New Decision Shows How Businesses Can Challenge Warrantless Records Collection, Even if You Can't
Much of the debate over modern surveillance—including the NSA mass spying controversy—has centered around whether people can reasonably expect that records about their telephone and Internet activity can remain private when those records belong to someone else: the service providers. Courts have disagreed on whether the 1979 Supreme Court case Smith v. Maryland, which ruled people have no expectation of privacy in the phone numbers they dial, should be extended to cover newer, more invasive forms of technology. But a decision released on December 24th by the Ninth Circuit Court of Appeals looks at the issue from the point of view of businesses, providing a glimpse into how service providers and technology companies could challenge the government's unconstitutional surveillance.
In Patel v. City of Los Angeles, the Ninth Circuit found a city ordinance that required hotels and motels to turn over guest records without any judicial process violated the Fourth Amendment. The ordinance mandated hotels and motels keep a record for 90 days containing things like a guest's name and address, the make, model and license plate number of the guest's car, and the room number assigned and rate charged. The ordinance allowed police to inspect guest records without a search warrant or the hotel's consent at any time. The city believed that collecting the records would deter drug dealing and prostitution, as people would be less inclined to rent a room if police could get access to guest information at any time. Failure to turn the records over was a misdemeanor crime.
The court found that the hotels and motels had an expectation of privacy in their business records, even if those records didn't contain anything of great personal value to the hotel. This was true even if the users themselves didn't have an expectation of privacy in the records. Because the ordinance didn't have a mechanism to allow the hotels and motels to obtain judicial review of whether the demand was reasonable before applying criminal penalties for non-compliance, the Ninth Circuit ruled the ordinance violated the Fourth Amendment. This procedural requirement—obtaining judicial review—is important, so that companies aren't at the mercy of the "unbridled discretion" of officers in the field, who would be free to arbitrarily choose when, whom, and how frequently to inspect a particular business.

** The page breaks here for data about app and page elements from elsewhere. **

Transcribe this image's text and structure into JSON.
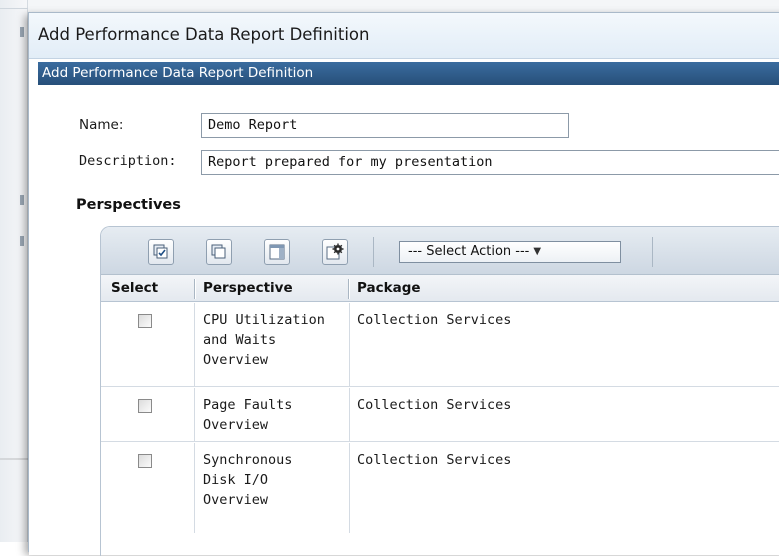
{
  "dialog": {
    "title": "Add Performance Data Report Definition",
    "subtitle": "Add Performance Data Report Definition"
  },
  "form": {
    "name_label": "Name:",
    "name_value": "Demo Report",
    "description_label": "Description:",
    "description_value": "Report prepared for my presentation"
  },
  "perspectives": {
    "heading": "Perspectives",
    "toolbar": {
      "select_all_icon": "select-all-icon",
      "deselect_all_icon": "deselect-all-icon",
      "columns_icon": "columns-icon",
      "settings_icon": "table-settings-icon",
      "select_action_label": "--- Select Action ---"
    },
    "columns": {
      "select": "Select",
      "perspective": "Perspective",
      "package": "Package"
    },
    "rows": [
      {
        "perspective": "CPU Utilization\nand Waits\nOverview",
        "package": "Collection Services"
      },
      {
        "perspective": "Page Faults\nOverview",
        "package": "Collection Services"
      },
      {
        "perspective": "Synchronous\nDisk I/O\nOverview",
        "package": "Collection Services"
      }
    ]
  },
  "colors": {
    "subtitle_bar": "#2c5a8a",
    "title_bar": "#e8f0f8"
  }
}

This decision provides ammunition for companies to challenge receipt of other forms of surveillance requests, including National Security Letters which are issued without any oversight or judicial review and require the recipient to remain silent about the fact it even received a request.
More broadly, Patel shows yet again that the Fourth Amendment doesn't die once you turn information over to a business. If courts are going to reject user challenges to government demands for their data, then it's up to the companies to step up to safeguard not only the data entrusted to them by their users, but the data that presumably belong to the companies themselves. As major tech companies have called for NSA reform and have taken steps to implement technological protections to safeguard their users' data, this decision shows that they can also make legal challenges in court. While Yahoo! unsuccessfully challenged an order requiring it turn over data to the NSA under the PRISM program, the phone companies themselves have made no legal challenges to the NSA's bulk collection of phone records, which at least one judge has found to be unconstitutional. This must change so that the public can take advantage of the conveniences of new technologies without having to sacrifice privacy.